§ **Given information**:

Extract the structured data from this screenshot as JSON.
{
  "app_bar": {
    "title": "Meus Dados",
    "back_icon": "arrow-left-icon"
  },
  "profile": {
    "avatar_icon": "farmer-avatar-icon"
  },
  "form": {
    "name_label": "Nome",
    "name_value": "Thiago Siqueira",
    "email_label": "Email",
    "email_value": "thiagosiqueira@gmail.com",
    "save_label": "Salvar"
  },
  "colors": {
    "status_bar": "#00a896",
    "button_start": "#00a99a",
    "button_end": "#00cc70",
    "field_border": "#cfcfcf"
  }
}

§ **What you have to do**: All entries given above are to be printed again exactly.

§ **Written solution**:
Extract the structured data from this screenshot as JSON.
{
  "app_bar": {
    "title": "Meus Dados",
    "back_icon": "arrow-left-icon"
  },
  "profile": {
    "avatar_icon": "farmer-avatar-icon"
  },
  "form": {
    "name_label": "Nome",
    "name_value": "Thiago Siqueira",
    "email_label": "Email",
    "email_value": "thiagosiqueira@gmail.com",
    "save_label": "Salvar"
  },
  "colors": {
    "status_bar": "#00a896",
    "button_start": "#00a99a",
    "button_end": "#00cc70",
    "field_border": "#cfcfcf"
  }
}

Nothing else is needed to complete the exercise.